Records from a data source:

....

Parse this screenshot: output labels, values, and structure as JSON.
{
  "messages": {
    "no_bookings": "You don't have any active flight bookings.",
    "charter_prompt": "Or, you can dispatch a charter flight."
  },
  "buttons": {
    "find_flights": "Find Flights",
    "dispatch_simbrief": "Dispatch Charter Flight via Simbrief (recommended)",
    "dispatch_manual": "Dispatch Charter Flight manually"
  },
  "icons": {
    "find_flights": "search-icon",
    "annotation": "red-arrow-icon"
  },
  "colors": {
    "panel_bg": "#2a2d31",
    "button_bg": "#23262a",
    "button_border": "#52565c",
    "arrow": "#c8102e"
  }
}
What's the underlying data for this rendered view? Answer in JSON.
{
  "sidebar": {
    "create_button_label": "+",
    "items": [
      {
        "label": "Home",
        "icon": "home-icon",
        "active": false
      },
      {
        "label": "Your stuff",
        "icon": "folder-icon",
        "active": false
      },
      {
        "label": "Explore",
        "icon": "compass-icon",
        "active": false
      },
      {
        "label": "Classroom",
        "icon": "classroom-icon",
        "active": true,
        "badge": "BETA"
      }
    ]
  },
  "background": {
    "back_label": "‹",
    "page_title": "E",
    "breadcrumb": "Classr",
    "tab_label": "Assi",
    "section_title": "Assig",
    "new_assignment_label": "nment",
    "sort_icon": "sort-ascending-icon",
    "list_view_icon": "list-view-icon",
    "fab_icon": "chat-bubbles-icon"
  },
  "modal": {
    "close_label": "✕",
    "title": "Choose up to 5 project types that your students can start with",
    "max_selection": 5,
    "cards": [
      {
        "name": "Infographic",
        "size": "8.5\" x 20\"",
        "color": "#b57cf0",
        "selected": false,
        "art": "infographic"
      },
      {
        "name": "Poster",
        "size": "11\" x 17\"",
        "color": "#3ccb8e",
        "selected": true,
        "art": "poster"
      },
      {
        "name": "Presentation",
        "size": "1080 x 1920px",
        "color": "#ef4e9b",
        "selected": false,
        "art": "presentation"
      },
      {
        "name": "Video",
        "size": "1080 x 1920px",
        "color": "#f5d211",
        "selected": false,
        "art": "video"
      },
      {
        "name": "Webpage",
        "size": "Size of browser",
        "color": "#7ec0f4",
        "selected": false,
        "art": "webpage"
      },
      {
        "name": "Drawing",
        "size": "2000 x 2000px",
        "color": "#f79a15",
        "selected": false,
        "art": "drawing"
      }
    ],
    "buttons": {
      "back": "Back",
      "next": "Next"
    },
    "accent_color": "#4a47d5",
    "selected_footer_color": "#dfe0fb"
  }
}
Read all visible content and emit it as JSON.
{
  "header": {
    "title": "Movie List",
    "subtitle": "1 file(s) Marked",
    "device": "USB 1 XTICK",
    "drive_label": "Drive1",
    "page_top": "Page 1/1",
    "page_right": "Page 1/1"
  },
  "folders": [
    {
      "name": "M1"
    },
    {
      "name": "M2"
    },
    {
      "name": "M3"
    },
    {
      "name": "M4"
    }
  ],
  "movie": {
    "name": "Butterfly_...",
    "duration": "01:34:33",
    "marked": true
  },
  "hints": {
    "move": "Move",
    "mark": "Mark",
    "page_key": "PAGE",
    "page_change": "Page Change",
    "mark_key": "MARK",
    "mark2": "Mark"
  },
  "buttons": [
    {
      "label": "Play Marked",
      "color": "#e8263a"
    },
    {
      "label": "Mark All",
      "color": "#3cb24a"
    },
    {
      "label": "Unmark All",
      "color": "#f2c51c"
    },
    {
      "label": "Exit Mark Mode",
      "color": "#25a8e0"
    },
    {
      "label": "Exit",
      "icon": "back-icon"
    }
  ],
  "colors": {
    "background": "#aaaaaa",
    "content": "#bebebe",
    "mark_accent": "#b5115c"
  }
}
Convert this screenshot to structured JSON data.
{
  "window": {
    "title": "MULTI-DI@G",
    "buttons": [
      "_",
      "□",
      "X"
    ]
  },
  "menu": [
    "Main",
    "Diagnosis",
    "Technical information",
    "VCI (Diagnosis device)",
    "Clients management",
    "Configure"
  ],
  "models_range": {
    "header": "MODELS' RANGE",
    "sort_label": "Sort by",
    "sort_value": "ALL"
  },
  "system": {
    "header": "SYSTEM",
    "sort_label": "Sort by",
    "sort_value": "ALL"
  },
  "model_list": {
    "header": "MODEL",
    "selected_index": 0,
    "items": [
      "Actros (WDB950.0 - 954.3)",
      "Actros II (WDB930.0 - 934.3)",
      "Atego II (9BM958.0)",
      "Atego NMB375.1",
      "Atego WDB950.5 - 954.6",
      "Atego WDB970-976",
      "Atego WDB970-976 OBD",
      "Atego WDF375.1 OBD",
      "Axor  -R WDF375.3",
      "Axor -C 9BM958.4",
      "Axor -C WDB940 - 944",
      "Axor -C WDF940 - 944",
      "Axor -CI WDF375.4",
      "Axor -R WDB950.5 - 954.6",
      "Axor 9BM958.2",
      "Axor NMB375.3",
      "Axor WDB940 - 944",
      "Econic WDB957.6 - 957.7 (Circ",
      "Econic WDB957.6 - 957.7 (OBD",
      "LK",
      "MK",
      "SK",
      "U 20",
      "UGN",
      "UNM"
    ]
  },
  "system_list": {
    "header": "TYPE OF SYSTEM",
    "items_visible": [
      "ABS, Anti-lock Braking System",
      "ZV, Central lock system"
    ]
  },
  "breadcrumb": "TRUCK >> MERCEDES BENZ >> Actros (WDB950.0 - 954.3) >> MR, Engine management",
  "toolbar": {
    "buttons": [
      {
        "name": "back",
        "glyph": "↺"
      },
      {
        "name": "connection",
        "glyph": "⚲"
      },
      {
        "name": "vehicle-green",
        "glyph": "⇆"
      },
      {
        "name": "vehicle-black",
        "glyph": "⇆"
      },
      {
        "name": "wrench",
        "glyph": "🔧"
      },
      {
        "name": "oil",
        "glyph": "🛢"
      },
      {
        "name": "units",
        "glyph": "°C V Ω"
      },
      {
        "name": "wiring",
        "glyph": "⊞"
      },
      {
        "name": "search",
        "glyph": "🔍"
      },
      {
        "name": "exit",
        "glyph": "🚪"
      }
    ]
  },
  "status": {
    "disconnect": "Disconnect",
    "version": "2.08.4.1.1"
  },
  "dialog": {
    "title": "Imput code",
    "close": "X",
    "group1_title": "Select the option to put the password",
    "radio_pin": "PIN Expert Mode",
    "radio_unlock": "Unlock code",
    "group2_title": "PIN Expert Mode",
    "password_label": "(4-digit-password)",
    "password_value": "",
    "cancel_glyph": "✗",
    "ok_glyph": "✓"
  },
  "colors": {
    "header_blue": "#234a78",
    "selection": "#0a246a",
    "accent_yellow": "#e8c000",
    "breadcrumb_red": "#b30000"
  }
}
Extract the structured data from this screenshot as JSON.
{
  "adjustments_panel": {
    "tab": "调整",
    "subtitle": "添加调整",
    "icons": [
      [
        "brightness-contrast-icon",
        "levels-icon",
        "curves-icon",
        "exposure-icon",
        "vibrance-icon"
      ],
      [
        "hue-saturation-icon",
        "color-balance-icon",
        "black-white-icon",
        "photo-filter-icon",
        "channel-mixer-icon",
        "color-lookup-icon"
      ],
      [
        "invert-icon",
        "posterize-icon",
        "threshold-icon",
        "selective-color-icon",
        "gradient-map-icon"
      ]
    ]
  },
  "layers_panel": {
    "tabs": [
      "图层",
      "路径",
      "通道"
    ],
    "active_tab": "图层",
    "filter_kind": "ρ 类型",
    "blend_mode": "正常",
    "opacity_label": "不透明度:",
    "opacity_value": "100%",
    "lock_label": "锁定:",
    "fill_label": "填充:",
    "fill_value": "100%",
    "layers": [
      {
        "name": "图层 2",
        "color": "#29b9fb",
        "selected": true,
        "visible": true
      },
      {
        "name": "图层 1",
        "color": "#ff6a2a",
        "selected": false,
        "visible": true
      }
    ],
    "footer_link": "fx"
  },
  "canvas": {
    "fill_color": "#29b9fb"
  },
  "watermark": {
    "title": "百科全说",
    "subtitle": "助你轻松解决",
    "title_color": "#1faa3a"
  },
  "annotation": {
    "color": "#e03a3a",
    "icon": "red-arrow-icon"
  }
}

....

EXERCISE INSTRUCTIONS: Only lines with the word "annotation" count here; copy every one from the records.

RESULT OF THE EXERCISE:
    "annotation": "red-arrow-icon"
  "annotation": {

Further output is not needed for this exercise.